───── Data records

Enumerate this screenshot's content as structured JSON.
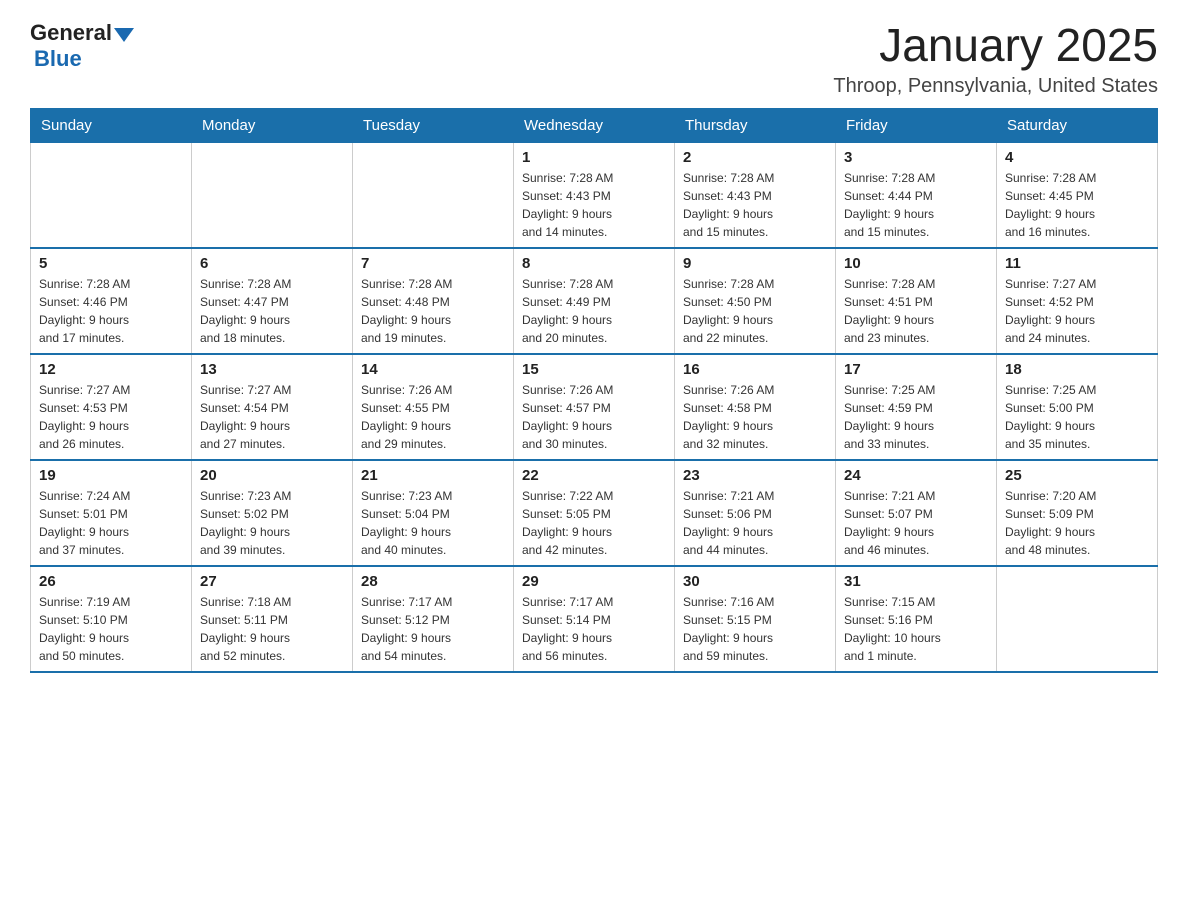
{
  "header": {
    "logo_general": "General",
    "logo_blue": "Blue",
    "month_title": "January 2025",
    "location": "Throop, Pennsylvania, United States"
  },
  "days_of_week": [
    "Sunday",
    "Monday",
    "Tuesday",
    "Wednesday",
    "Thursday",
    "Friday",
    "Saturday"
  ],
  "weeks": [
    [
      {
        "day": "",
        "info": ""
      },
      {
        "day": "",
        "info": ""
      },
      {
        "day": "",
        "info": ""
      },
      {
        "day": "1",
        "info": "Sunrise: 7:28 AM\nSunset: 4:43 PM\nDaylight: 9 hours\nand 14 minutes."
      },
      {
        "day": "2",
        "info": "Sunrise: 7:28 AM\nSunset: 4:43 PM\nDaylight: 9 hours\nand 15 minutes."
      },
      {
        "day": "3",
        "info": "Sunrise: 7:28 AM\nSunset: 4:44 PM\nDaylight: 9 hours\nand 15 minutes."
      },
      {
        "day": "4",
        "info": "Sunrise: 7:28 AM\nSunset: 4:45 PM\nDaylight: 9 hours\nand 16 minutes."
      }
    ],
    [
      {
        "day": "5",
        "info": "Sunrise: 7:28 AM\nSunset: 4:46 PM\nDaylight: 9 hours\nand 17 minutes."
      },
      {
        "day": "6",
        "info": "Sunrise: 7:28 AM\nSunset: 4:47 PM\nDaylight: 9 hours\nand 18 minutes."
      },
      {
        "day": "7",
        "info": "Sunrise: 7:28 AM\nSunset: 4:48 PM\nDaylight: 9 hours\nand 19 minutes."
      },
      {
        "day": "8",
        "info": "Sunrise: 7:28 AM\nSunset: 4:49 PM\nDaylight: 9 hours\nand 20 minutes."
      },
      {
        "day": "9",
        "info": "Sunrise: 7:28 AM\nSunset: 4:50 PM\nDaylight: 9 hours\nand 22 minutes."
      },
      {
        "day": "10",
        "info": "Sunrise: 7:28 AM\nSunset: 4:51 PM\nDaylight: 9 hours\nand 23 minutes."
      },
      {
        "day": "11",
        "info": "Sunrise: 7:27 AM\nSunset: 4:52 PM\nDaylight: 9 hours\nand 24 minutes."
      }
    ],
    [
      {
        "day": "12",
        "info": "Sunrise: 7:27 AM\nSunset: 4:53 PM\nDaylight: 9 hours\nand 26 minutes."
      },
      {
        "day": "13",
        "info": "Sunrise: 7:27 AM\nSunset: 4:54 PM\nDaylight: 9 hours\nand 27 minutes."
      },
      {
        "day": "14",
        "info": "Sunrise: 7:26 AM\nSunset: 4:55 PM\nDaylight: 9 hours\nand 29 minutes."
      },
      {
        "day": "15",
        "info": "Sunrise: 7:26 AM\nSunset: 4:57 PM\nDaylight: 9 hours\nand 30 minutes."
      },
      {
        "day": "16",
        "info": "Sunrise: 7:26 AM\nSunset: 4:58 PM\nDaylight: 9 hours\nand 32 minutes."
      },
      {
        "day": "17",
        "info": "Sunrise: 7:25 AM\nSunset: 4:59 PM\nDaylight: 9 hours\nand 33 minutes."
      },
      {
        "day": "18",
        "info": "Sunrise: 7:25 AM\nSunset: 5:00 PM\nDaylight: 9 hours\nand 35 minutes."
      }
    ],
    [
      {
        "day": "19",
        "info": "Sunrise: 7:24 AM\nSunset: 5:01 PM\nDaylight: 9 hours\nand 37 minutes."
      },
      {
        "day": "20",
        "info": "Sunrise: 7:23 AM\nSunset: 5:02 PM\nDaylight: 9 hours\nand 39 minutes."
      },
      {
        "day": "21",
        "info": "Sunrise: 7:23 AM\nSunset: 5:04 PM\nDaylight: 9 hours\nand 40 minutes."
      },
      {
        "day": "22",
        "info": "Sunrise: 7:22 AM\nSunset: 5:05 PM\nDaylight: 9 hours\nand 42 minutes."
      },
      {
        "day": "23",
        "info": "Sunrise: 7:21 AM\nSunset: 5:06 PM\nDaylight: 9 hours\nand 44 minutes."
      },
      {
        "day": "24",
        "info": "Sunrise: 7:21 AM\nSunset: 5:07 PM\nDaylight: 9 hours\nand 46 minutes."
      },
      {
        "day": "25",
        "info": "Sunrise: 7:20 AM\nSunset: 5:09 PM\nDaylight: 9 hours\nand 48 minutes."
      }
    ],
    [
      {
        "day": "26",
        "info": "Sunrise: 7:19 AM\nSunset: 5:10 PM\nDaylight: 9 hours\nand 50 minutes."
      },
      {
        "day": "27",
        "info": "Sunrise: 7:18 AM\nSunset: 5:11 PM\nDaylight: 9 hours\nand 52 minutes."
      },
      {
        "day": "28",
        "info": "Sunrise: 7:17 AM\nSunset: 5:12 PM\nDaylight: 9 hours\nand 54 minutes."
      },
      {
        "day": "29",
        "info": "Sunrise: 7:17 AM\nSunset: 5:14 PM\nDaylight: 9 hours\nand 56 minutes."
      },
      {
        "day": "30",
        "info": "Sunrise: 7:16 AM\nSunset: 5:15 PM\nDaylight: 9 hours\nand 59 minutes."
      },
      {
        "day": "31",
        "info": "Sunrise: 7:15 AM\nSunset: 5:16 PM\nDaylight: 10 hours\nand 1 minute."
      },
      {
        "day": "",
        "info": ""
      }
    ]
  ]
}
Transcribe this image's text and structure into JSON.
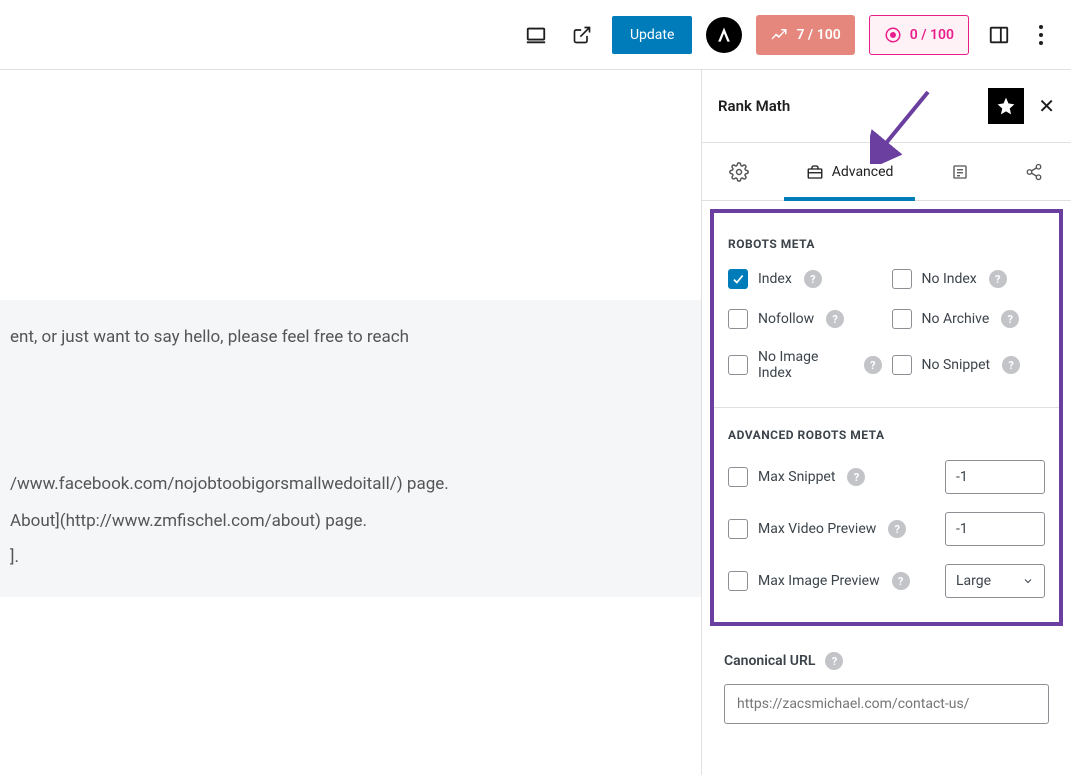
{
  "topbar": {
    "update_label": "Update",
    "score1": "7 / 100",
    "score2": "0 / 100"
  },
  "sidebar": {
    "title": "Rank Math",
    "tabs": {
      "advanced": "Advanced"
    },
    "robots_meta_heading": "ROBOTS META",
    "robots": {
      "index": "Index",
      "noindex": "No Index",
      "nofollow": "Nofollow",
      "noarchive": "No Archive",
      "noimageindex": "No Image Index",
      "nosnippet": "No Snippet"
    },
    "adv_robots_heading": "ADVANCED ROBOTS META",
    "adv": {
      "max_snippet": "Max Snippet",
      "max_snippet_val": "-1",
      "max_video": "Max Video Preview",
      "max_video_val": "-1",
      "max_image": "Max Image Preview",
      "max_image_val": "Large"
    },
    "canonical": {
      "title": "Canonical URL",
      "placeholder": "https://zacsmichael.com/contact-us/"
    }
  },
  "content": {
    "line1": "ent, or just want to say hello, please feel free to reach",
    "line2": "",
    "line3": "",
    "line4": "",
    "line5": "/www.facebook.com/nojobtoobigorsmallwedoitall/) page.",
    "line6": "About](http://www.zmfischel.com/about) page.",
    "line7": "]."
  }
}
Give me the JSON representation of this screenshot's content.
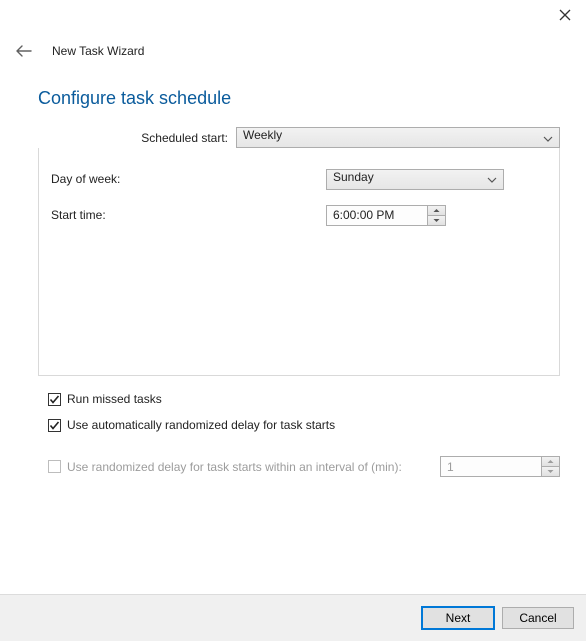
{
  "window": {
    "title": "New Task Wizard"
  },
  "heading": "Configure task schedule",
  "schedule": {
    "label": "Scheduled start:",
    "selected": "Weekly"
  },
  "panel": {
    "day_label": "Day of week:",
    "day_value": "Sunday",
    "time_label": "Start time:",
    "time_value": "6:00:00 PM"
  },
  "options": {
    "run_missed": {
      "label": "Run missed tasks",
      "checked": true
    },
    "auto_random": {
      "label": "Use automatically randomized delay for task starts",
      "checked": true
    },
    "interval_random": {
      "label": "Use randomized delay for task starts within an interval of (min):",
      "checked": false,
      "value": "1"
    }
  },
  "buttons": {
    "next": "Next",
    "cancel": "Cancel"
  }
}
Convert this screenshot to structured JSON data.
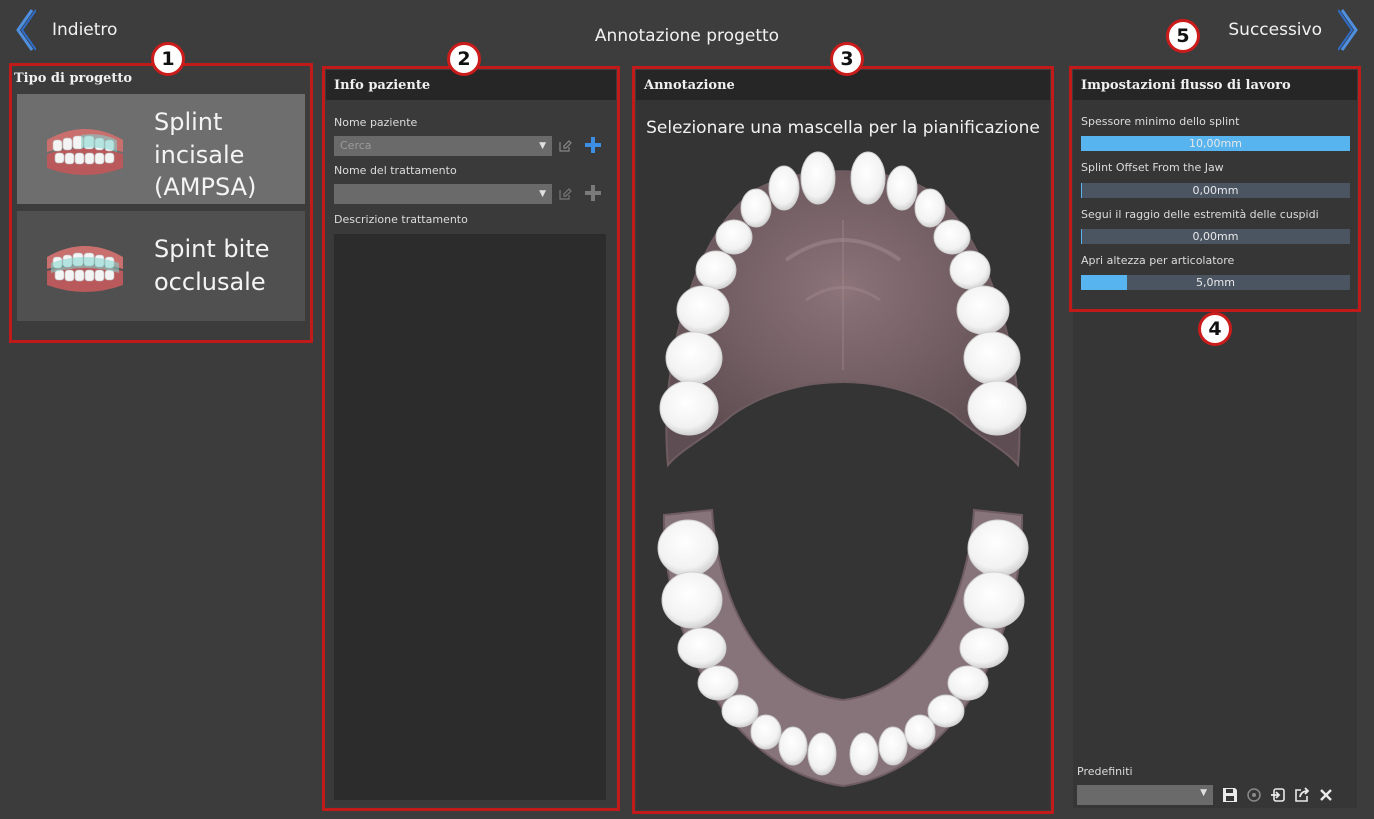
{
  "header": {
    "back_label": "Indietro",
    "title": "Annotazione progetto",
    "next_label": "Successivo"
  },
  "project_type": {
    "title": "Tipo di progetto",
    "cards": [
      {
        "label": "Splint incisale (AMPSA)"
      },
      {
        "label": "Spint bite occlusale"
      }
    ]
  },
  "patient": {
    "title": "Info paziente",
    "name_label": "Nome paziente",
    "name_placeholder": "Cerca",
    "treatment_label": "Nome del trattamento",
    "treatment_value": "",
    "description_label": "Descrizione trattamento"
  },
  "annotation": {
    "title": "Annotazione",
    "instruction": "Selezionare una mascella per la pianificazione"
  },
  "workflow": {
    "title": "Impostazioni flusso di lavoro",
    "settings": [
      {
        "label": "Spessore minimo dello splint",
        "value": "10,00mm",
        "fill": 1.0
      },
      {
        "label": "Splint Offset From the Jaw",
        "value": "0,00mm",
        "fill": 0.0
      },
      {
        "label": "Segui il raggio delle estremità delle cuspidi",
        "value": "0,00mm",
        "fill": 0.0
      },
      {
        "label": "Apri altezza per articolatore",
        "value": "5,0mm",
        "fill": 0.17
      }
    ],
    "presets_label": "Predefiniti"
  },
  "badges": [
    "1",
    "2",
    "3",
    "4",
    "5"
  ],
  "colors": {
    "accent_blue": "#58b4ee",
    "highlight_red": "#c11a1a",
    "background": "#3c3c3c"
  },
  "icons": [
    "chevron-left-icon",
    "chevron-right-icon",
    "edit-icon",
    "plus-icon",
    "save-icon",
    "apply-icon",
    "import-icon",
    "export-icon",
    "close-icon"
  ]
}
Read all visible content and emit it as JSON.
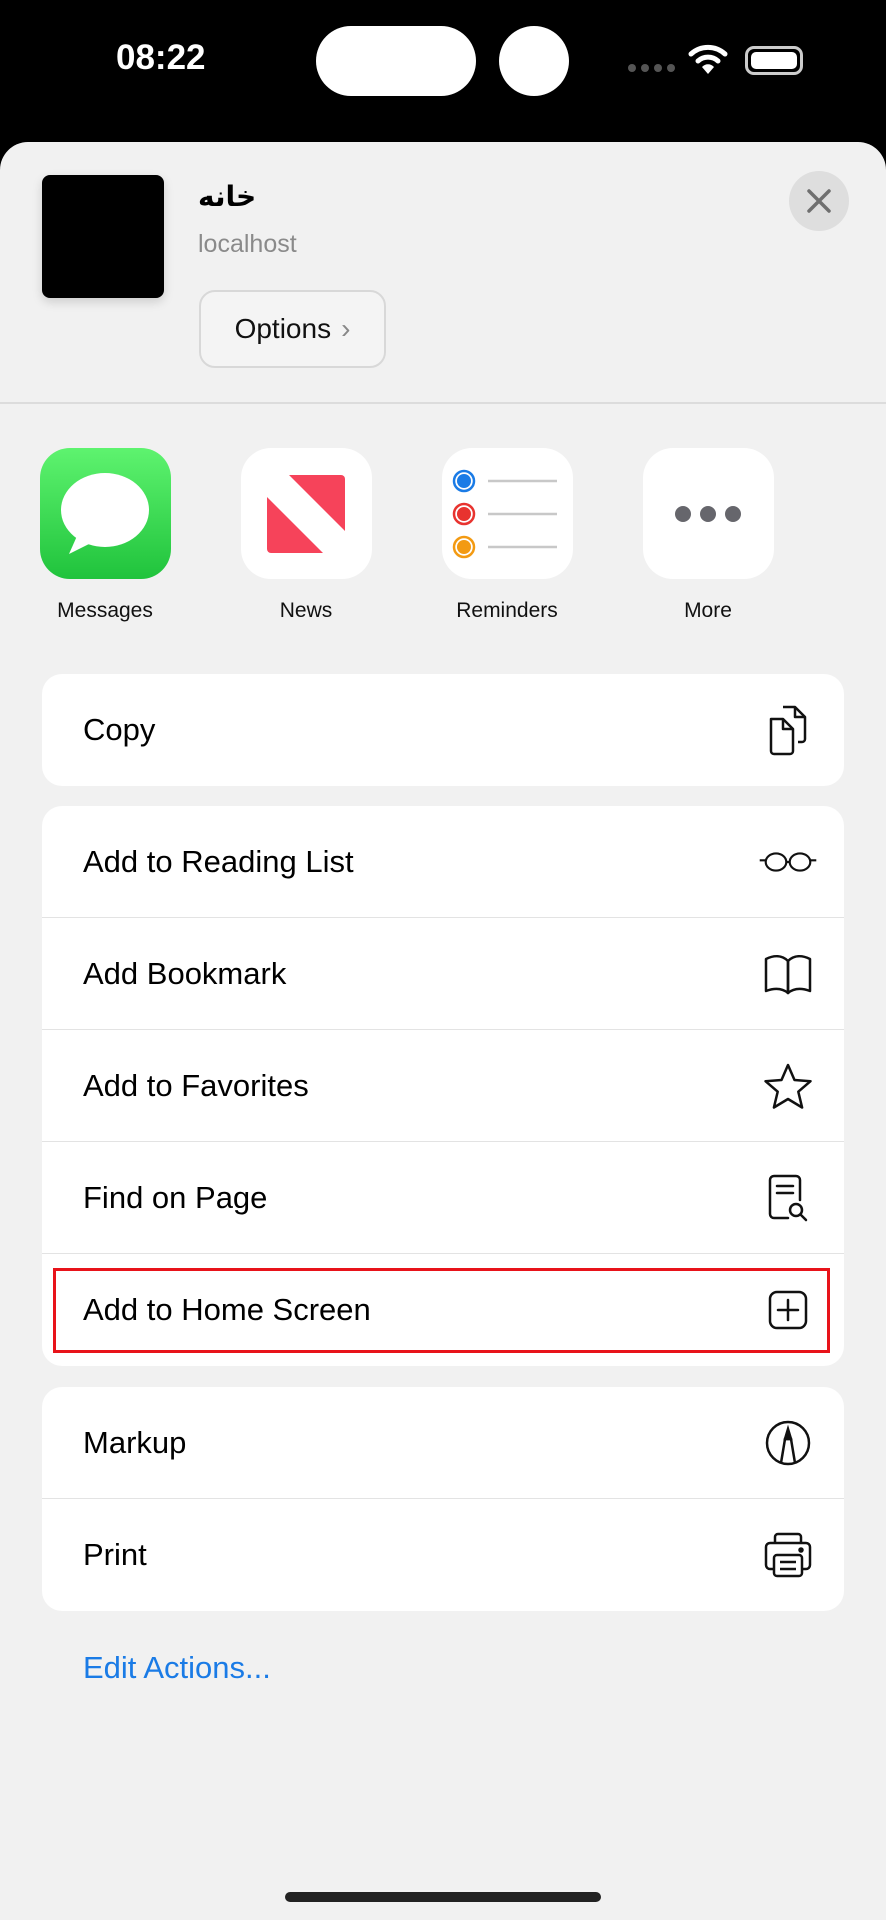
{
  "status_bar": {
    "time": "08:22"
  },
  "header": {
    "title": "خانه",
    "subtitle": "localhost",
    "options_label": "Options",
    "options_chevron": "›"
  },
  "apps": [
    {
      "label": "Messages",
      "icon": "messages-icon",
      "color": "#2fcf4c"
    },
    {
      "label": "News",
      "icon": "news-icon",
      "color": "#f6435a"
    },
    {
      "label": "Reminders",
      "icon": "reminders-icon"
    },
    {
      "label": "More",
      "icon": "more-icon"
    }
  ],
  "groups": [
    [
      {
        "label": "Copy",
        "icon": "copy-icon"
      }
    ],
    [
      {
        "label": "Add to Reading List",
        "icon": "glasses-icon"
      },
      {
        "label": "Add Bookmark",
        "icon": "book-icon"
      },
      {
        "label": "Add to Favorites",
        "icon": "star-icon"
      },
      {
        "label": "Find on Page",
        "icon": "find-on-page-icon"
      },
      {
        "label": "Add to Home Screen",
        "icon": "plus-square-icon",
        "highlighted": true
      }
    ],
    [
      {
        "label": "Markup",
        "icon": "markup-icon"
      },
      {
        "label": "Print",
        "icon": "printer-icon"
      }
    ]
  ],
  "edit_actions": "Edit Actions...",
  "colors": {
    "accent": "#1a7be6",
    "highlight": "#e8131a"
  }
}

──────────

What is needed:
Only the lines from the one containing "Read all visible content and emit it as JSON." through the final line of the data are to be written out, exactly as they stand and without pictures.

Solution for this exercise:
Read all visible content and emit it as JSON.
{
  "status_bar": {
    "time": "08:22"
  },
  "header": {
    "title": "خانه",
    "subtitle": "localhost",
    "options_label": "Options",
    "options_chevron": "›"
  },
  "apps": [
    {
      "label": "Messages",
      "icon": "messages-icon",
      "color": "#2fcf4c"
    },
    {
      "label": "News",
      "icon": "news-icon",
      "color": "#f6435a"
    },
    {
      "label": "Reminders",
      "icon": "reminders-icon"
    },
    {
      "label": "More",
      "icon": "more-icon"
    }
  ],
  "groups": [
    [
      {
        "label": "Copy",
        "icon": "copy-icon"
      }
    ],
    [
      {
        "label": "Add to Reading List",
        "icon": "glasses-icon"
      },
      {
        "label": "Add Bookmark",
        "icon": "book-icon"
      },
      {
        "label": "Add to Favorites",
        "icon": "star-icon"
      },
      {
        "label": "Find on Page",
        "icon": "find-on-page-icon"
      },
      {
        "label": "Add to Home Screen",
        "icon": "plus-square-icon",
        "highlighted": true
      }
    ],
    [
      {
        "label": "Markup",
        "icon": "markup-icon"
      },
      {
        "label": "Print",
        "icon": "printer-icon"
      }
    ]
  ],
  "edit_actions": "Edit Actions...",
  "colors": {
    "accent": "#1a7be6",
    "highlight": "#e8131a"
  }
}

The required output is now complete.